So far all we can say is that that there will be a restaurant with a bar next to the campsite where you’ll be able to grab something to eat and drink.

Sector 9 Almabtrieb 2016 Start View

How to pack for Almabtrieb

You should consider packing the same stuff as for Alpenrauschen freeride with an addition of camping gear. In July, the nights in the mountains should be a bit warmer, but you’ll still need some warm clothes to feel comfortable when the night falls.

That would pretty much be all about it.
If you have any additional questions, leave a comment below.

Let’s check out the track

Also, Markus had a chat with Stephan Risch, who is the OG organiser of the Almabtrieb. Read through Stephan’s words and find out what the Sector 9 Almabtrieb is all about.

“I wanted a new road, a challenging road, which meets the riders skills way better, then the old one in Neukirchen. That’s why we paused the Almabtrieb last season. But now – we found this good looking road, with a badass alps-panorama. For me, it is kind of going back the the Almabtrieb roots. Dated back the first races at Jungholz, we started skating in Austria and finished in Germany – there was always a special bond for me between those two countries. So I was pretty happy, to start working together with my friends from BigMountainSkate. Organising is also way better and easier in groups, so it was a logic way to start working together with them. Felix, Flo and the crew are very experienced and I love the way, how they do things.” ~ Stephan Risch

Thank you, Stephan!

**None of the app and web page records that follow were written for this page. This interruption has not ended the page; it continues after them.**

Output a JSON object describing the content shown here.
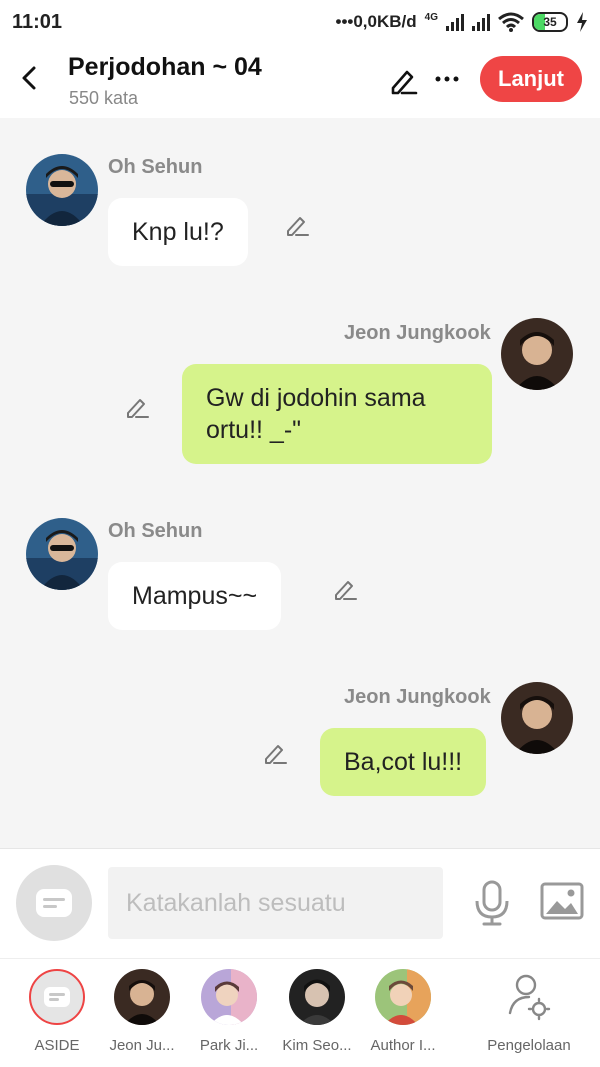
{
  "status": {
    "time": "11:01",
    "speed": "•••0,0KB/d",
    "network": "4G",
    "battery": "35",
    "battery_level": 0.35
  },
  "header": {
    "title": "Perjodohan ~ 04",
    "subtitle": "550 kata",
    "next_label": "Lanjut"
  },
  "messages": [
    {
      "sender": "Oh Sehun",
      "text": "Knp lu!?",
      "side": "left"
    },
    {
      "sender": "Jeon Jungkook",
      "text": "Gw di jodohin sama ortu!! _-\"",
      "side": "right"
    },
    {
      "sender": "Oh Sehun",
      "text": "Mampus~~",
      "side": "left"
    },
    {
      "sender": "Jeon Jungkook",
      "text": "Ba,cot lu!!!",
      "side": "right"
    }
  ],
  "composer": {
    "placeholder": "Katakanlah sesuatu"
  },
  "tabs": [
    {
      "label": "ASIDE"
    },
    {
      "label": "Jeon Ju..."
    },
    {
      "label": "Park Ji..."
    },
    {
      "label": "Kim Seo..."
    },
    {
      "label": "Author I..."
    },
    {
      "label": "Pengelolaan"
    }
  ],
  "colors": {
    "accent": "#ef4545",
    "right_bubble": "#d6f38b",
    "left_bubble": "#ffffff",
    "background": "#f5f5f5"
  }
}
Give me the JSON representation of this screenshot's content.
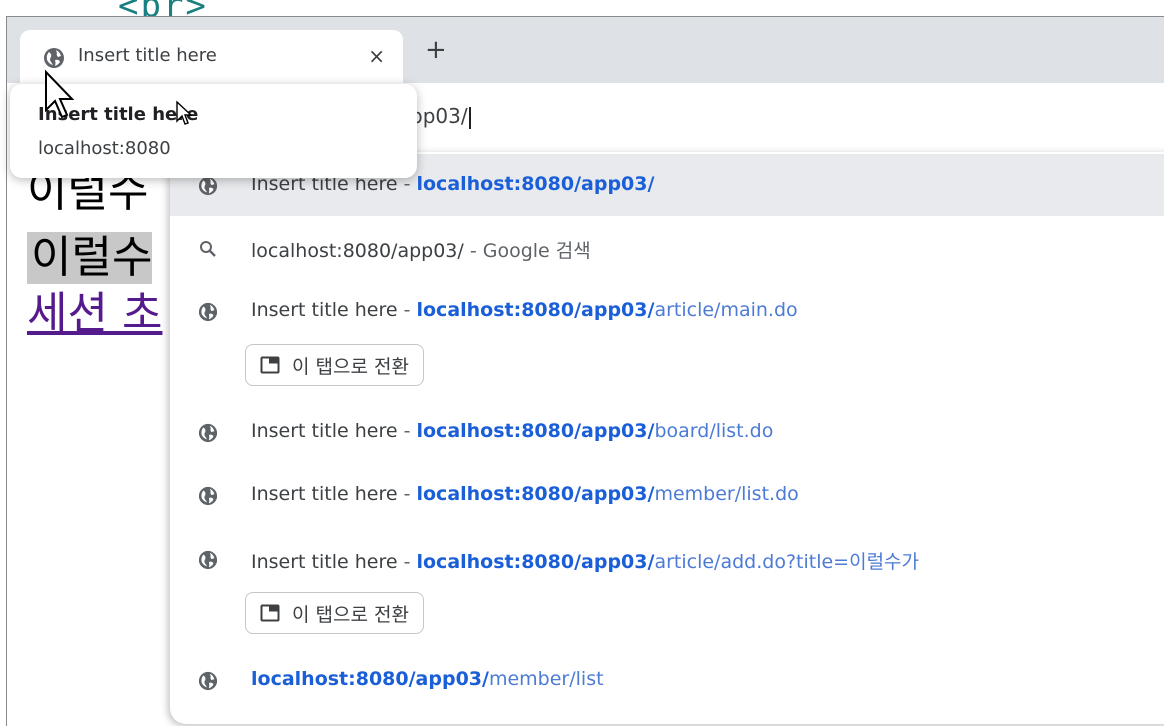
{
  "background": {
    "code_text": "<br>"
  },
  "tab": {
    "title": "Insert title here",
    "close": "×",
    "new_tab": "+",
    "icon": "globe-icon"
  },
  "page": {
    "line1": "이럴수",
    "line2": "이럴수",
    "line3": "세션 초"
  },
  "omnibox": {
    "text": "pp03/"
  },
  "tooltip": {
    "title": "Insert title here",
    "subtitle": "localhost:8080"
  },
  "suggestions": [
    {
      "icon": "globe-icon",
      "title": "Insert title here",
      "sep": " - ",
      "host": "localhost:8080/app03/",
      "path": "",
      "selected": true
    },
    {
      "icon": "search-icon",
      "query": "localhost:8080/app03/",
      "sep": " - ",
      "engine": "Google 검색"
    },
    {
      "icon": "globe-icon",
      "title": "Insert title here",
      "sep": " - ",
      "host": "localhost:8080/app03/",
      "path": "article/main.do",
      "switch_label": "이 탭으로 전환"
    },
    {
      "icon": "globe-icon",
      "title": "Insert title here",
      "sep": " - ",
      "host": "localhost:8080/app03/",
      "path": "board/list.do"
    },
    {
      "icon": "globe-icon",
      "title": "Insert title here",
      "sep": " - ",
      "host": "localhost:8080/app03/",
      "path": "member/list.do"
    },
    {
      "icon": "globe-icon",
      "title": "Insert title here",
      "sep": " - ",
      "host": "localhost:8080/app03/",
      "path": "article/add.do?title=이럴수가",
      "switch_label": "이 탭으로 전환"
    },
    {
      "icon": "globe-icon",
      "host": "localhost:8080/app03/",
      "path": "member/list"
    }
  ],
  "colors": {
    "highlight": "#1a5ed8",
    "url": "#4c7bd6",
    "selected_row": "#e8eaed",
    "tabstrip": "#dee1e6"
  }
}
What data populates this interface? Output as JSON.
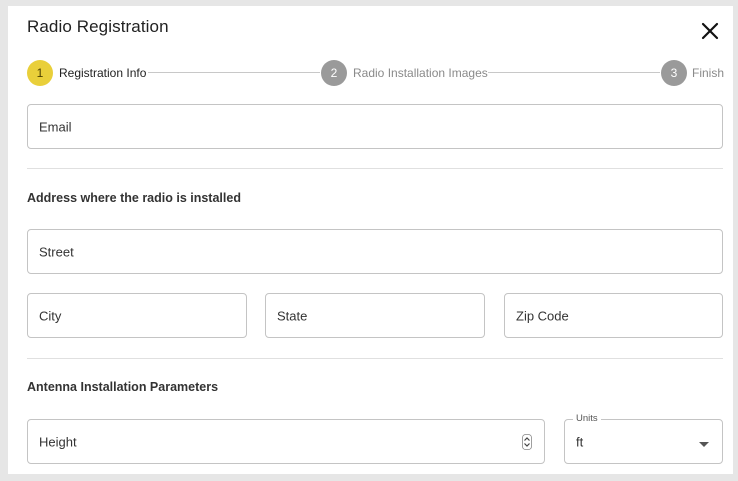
{
  "dialog": {
    "title": "Radio Registration",
    "close_icon": "close-icon"
  },
  "stepper": {
    "steps": [
      {
        "number": "1",
        "label": "Registration Info",
        "state": "active"
      },
      {
        "number": "2",
        "label": "Radio Installation Images",
        "state": "inactive"
      },
      {
        "number": "3",
        "label": "Finish",
        "state": "inactive"
      }
    ],
    "active_color": "#e9cf3a",
    "inactive_color": "#9a9a9a"
  },
  "form": {
    "email_placeholder": "Email",
    "address_section_title": "Address where the radio is installed",
    "street_placeholder": "Street",
    "city_placeholder": "City",
    "state_placeholder": "State",
    "zip_placeholder": "Zip Code",
    "antenna_section_title": "Antenna Installation Parameters",
    "height_placeholder": "Height",
    "units_label": "Units",
    "units_value": "ft"
  }
}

Now let’s lean back and enjoy the official Sector 9 Almabtrieb 2016 trailer with our friends Gregor “Nussi” Nussbaummüller & Markus Knoblechner skating down the race track last autumn: